Those sales purchased two of the four fix-it stations, which will be installed at the Botetourt and Jamestown complexes, the Daily Grind and the Parking Deck. The Daily Grind sponsored one and the Committee on Sustainability sponsored another.
“People bring their bikes and are riding them and have a flat tire and they never have the time to go to Bikes Unlimited or they don't know how to get there or it’s just too inconvenient,” Buch said. “So what these people can do is instead just go and pump up a tube. It essentially eliminates… I would guess another 10 percent of those people who could be riding their bikes or could have them not taking up space on campus."
The group is also trying to promote a “culture shift” at William & Mary so that all of those 2,200 people with bikes use them, and so more join them, Thompson said.

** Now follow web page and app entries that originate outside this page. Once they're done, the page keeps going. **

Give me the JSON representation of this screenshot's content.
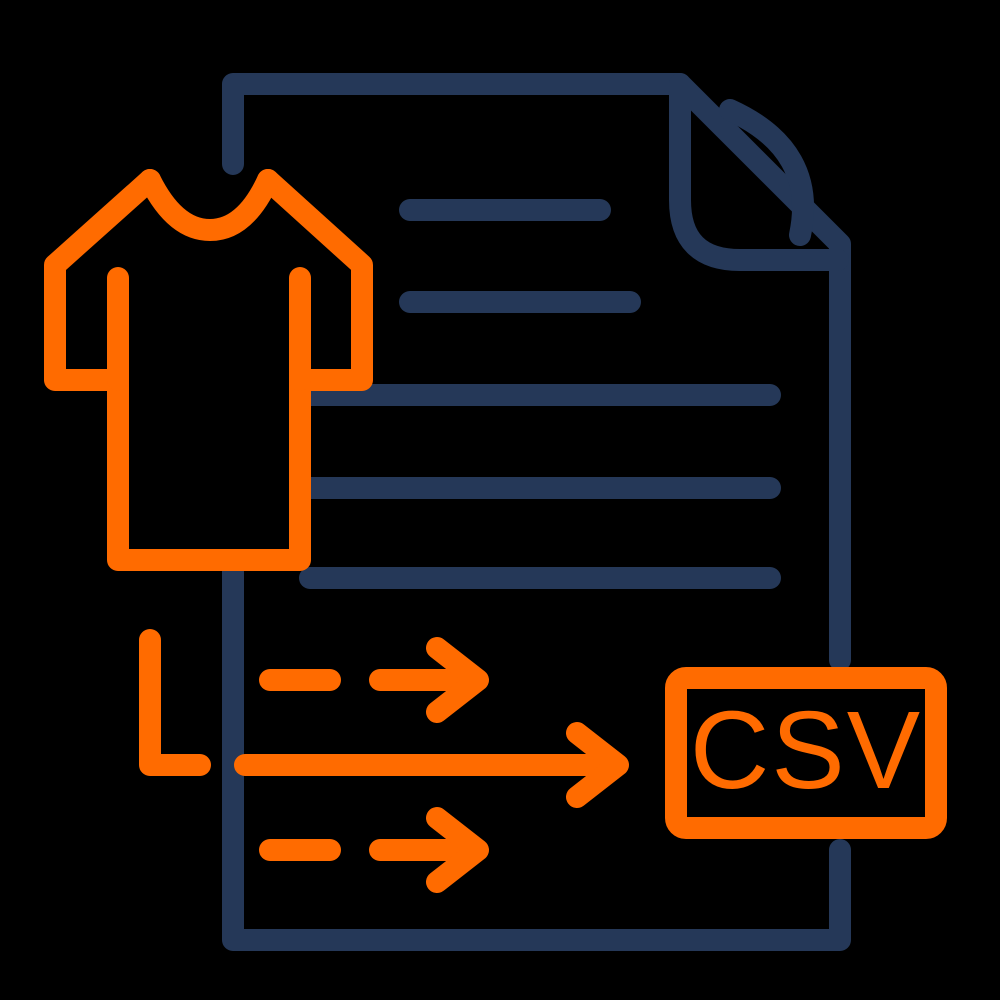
{
  "colors": {
    "navy": "#253858",
    "orange": "#ff6b00",
    "background": "#000000"
  },
  "badge": {
    "label": "CSV"
  }
}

Thompson commutes by bike to work almost every day and has become a recognized cycling advocate on campus and in the community. Every year more students ask him for advice, help with their bikes or suggestions for rides, he said.
“A lot of students are totally unaware of what’s outside this campus, except for CW and Busch Gardens,” he said. Cycling offers them an opportunity to widen their horizons and engage with the community in ways they otherwise wouldn’t, he said.Their ideas have culminated in plans to promote bike lanes and “sharrows,” the painted road markings reminding cars to share the road with cyclists. They have also developed a bicycle-specific campus map, printed a survival guide, set up a website and a Facebook page and had W&M jerseys made.

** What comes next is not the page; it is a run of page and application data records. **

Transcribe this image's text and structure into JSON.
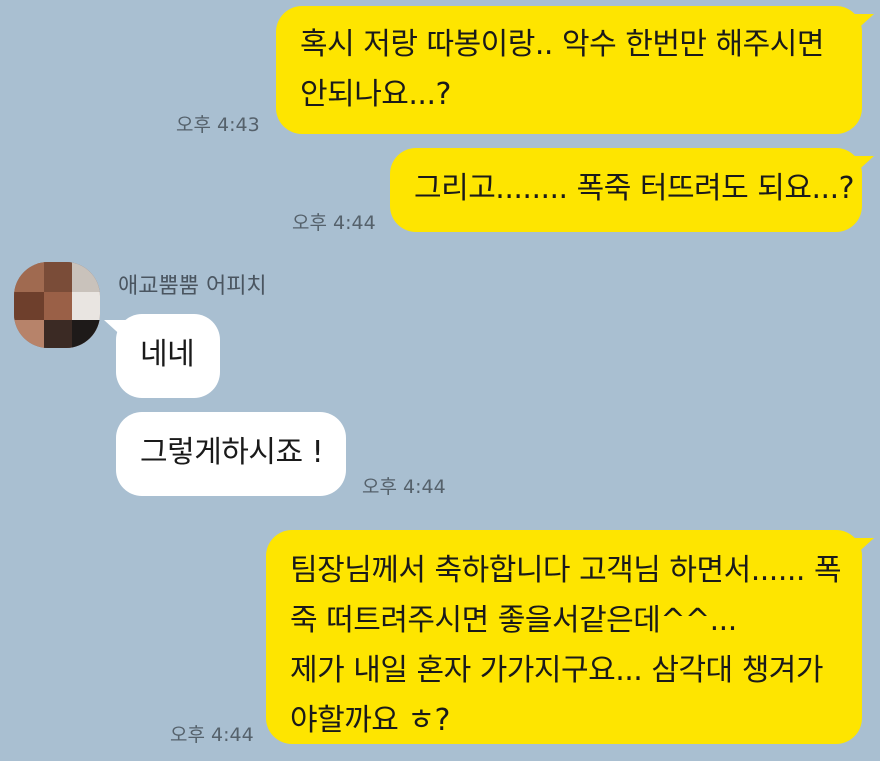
{
  "messages": [
    {
      "from": "me",
      "lines": [
        "혹시 저랑 따봉이랑.. 악수 한번만 해주시면",
        "안되나요...?"
      ],
      "time": "오후 4:43"
    },
    {
      "from": "me",
      "lines": [
        "그리고........ 폭죽 터뜨려도 되요...?"
      ],
      "time": "오후 4:44"
    },
    {
      "from": "them",
      "sender": "애교뿜뿜 어피치",
      "lines": [
        "네네"
      ]
    },
    {
      "from": "them",
      "lines": [
        "그렇게하시죠 !"
      ],
      "time": "오후 4:44"
    },
    {
      "from": "me",
      "lines": [
        "팀장님께서 축하합니다 고객님 하면서...... 폭",
        "죽 떠트려주시면 좋을서같은데^^...",
        "제가 내일 혼자 가가지구요... 삼각대 챙겨가",
        "야할까요 ㅎ?"
      ],
      "time": "오후 4:44"
    }
  ],
  "colors": {
    "background": "#a9bfd1",
    "my_bubble": "#fee500",
    "their_bubble": "#ffffff"
  },
  "icons": {
    "avatar": "blurred-profile-avatar"
  }
}
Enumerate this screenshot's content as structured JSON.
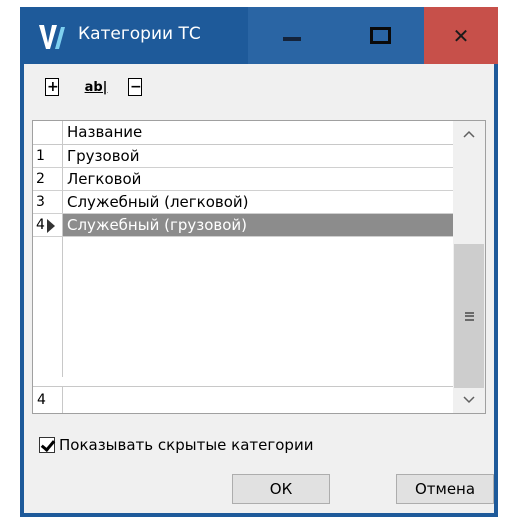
{
  "window": {
    "title": "Категории ТС"
  },
  "titlebar": {
    "buttons": {
      "minimize_icon": "minimize-icon",
      "maximize_icon": "maximize-icon",
      "close_icon": "close-icon",
      "close_glyph": "✕"
    },
    "colors": {
      "frame": "#1e5a9a",
      "buttons": "#2a65a4",
      "close": "#c7504a"
    }
  },
  "toolbar": {
    "tools": [
      {
        "icon": "add-record-icon"
      },
      {
        "icon": "rename-icon",
        "glyph": "ab|"
      },
      {
        "icon": "delete-record-icon"
      }
    ]
  },
  "grid": {
    "header": "Название",
    "rows": [
      {
        "index": "1",
        "name": "Грузовой"
      },
      {
        "index": "2",
        "name": "Легковой"
      },
      {
        "index": "3",
        "name": "Служебный (легковой)"
      },
      {
        "index": "4",
        "name": "Служебный (грузовой)",
        "selected": true
      }
    ],
    "footer_count": "4",
    "selection_color": "#8c8c8c"
  },
  "options": {
    "show_hidden_label": "Показывать скрытые категории",
    "show_hidden_checked": true
  },
  "buttons": {
    "ok": "ОК",
    "cancel": "Отмена"
  }
}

They also emphasize bike safety. “We're telling these students to get out on their bikes, but we don’t want them riding in the wrong lane with no helmet, backwards. And you see that around campus all the time,” Buch said. “It's not glamorous necessarily, or a big thing, but I think that the more students can adhere to the laws and create a good relationship between students and cycling and the town, I think that's going to be huge.”
The Board of Visitors received the Bike Initiative with enthusiasm this spring, when Horacio, Vice President for Administration Anna Martin and the students briefed them on the program.
Michael Fox, assistant to the president and himself a cyclist, also advised the students. He hopes to link the Bike Initiative with the Virginia Capital Trail, which when finished next year will provide a 55-mile protected bike path between Jamestown and Richmond.
“It just seemed perfect for a campus that is easily navigable, that is flat for the most part – you don't have a whole lot of hills,” Fox said. “We don't usually have a whole lot of snow or really bad weather in the winter, and with the environmental issues the students get behind, from the perspective of the Office of Administration, Parking and Transportation Services and the President’s Office, this just seemed like the perfect place to be able to launch an initiative like this and encourage people to get on their bikes.”
Long term, the Bike Initiative is working to establish the bike share program. Horacio said they plan to survey the campus community this fall to nail down William & Mary’s actual needs before trying to find a vendor.
The group also hopes to set up an on-campus bike shop that will provide a hub for Kinesiology 196, the W&M Cycling Club, commuters, casual riders and local bike shops. A vending machine could offer parts, such as inner tubes.
More immediately is another bike sale, from 8 a.m. to noon on Sept. 6, followed by an expo and a group ride. Students registering their bikes that day will receive a free helmet.
“We really want people to stick around and learn about bikes,” Morey said.